Our driver took us over to the stadium area where we met up with about a "million" American Outlaws (the famed USA supporters group). I wish I could upload the video of the packed open air pizzeria and the none stop chants. I'll fix that once we get some good wireless again!

We did our own "march to the match", walking the mile from the AO pre-func to our seats in the Arena das Dunas. People were cheering and chanting the whole way and lots of good natured taunting between fans of all the teams, not just the USA and Ghana. 

I won't recap the game, but I will say what an emotional roller coaster of the Emerald City's own Clint Dempsey scoring the opening goal in 32 seconds, followed by the injuries to he and Jozy. Then the nail biting of watching the USA getting pounded by the Ghanian attack with so little possession of their own, the late goal by Ghana and then John Brooks stunning game winning header in the closing minutes that took place in the goal closest to our seats. 


That's all I can say. 

And, the rain returned just as we exited as victors. Funny, eh?

Today is our last full day in Natal, and the rain is back. We'll catch a few quick sights before finding a dry location to watch the Brazil-Mexico match. 

Oh, and I need to rest my voice as I think I lost it somewhere in Section 220 last night. Let me know if you find it!

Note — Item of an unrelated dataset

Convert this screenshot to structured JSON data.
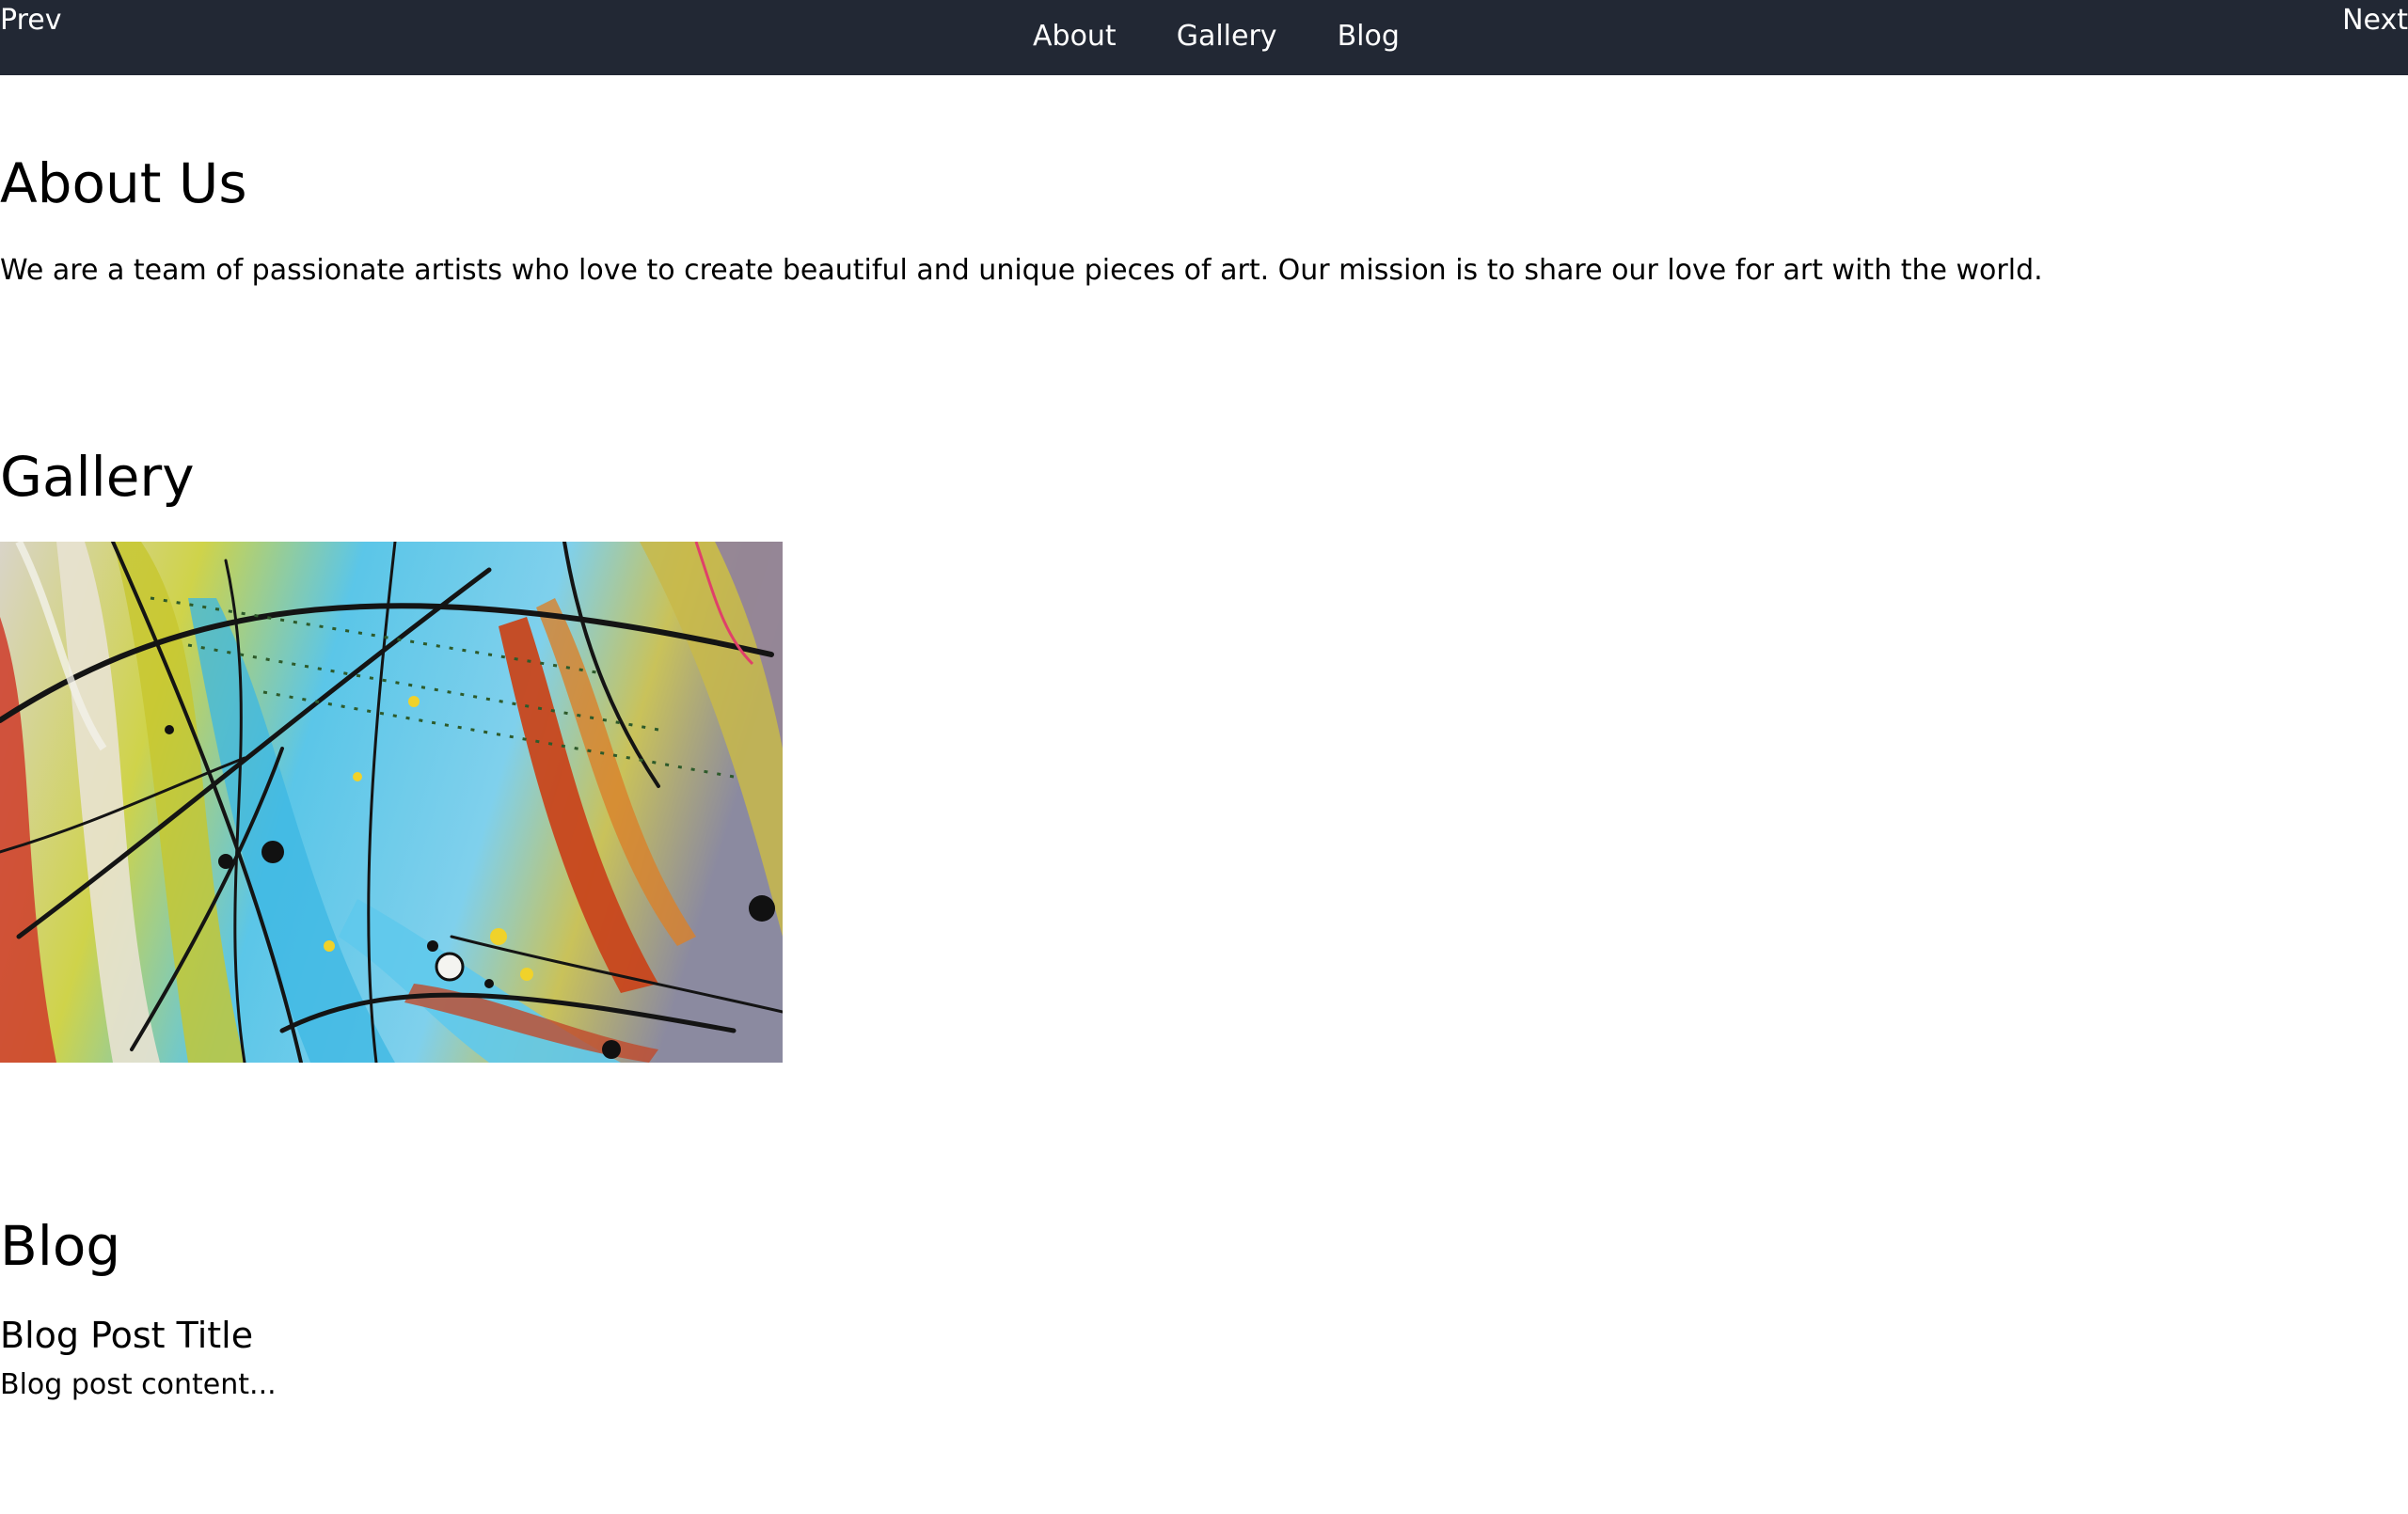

It's Always Sunny In Natal... by Ian Hameroff

...except when we have the World Cup in town. 

Early morning departure from Congonhas airport en route to Natal

Early morning departure from Congonhas airport en route to Natal

After a long day of travel from São Paulo (via Brasilia), we arrived at the brand spanking new Natal airport...only to spend the next hour getting our rental car. I honestly believe securing our home mortgage was easier and less time consuming than what it took to get this stinkin' Renault. 

Next step: drive to our hotel...through the pouring rain and a GPS free of any of the new built roads. When in North East of Brazil. 

Sadly, this beautiful beach town is experiencing some of the worst rain in long time. As this ProSoccerTalk article notes, the over 36 hours of rain is really taking its toll on the city and the pitch.

The "not so" blue skies over Natal wouldn't dampen our World Cup spirits

The "not so" blue skies over Natal wouldn't dampen our World Cup spirits

At least we found some cool bars along the beach to watch a few matches, enjoy some local grub and beers, and marvel in the crazy surfers trying to take advantage of the huge waves.

Today, we're sheltering at a Natal shopping mall to get some reliable Wi-Fi, some new foul weather gear and hang with a couple of new friends (USA supporters, of course!) we made at the hotel. 

While the weather conditions haven't lived up to expectations for our first stop, the friendliness of the supporters from all the other teams has been amazing. We met a dude who flew in from Ghana while boarding our connection in Brasilia. We both felt the pressure and importance for our respective nations to beat the other in the match here tomorrow, but left each other with a warm smile and good luck handshake. 

We also hung out with lots of Mexico, Aussies, and even a few local supporters while watching the matches yesterday. Everyone is truly enjoying the games and there is no evidence of issues or politics. While FIFA has its well publicized problems, what these games do for the fans of the World's Game is super positive. 

Time to go buy a better poncho!

Where in the Brazil...are you going? by Ian Hameroff

Map of 2014 FIFA World Cup Host Cities (Source: FIFA)

Map of 2014 FIFA World Cup Host Cities (Source: FIFA)

Thanks to a recent Tweet from the "fine folks" at FIFA, I can share with you a "colorful map" of the host cities for the World Cup. I've marked up the key places we'll be visiting during our time in Brazil.

From our base of operations in São Paulo, we'll be traveling up to the Amazon and the north east of Brazil to support "The Yanks" as they do battle against Ghana, Portugal and Germany in three of the twelve host cities for the tournament: Natal, Manaus and Recife.

Even though it's technically winter (well, actually winter), these places are expected to be hot and humid. What else would one expect when traveling to the word's largest rain forest and beach cities close to the equator!

We've got lots of shorts and sun block to keep us as comfortable as possible. We'll keep you posted.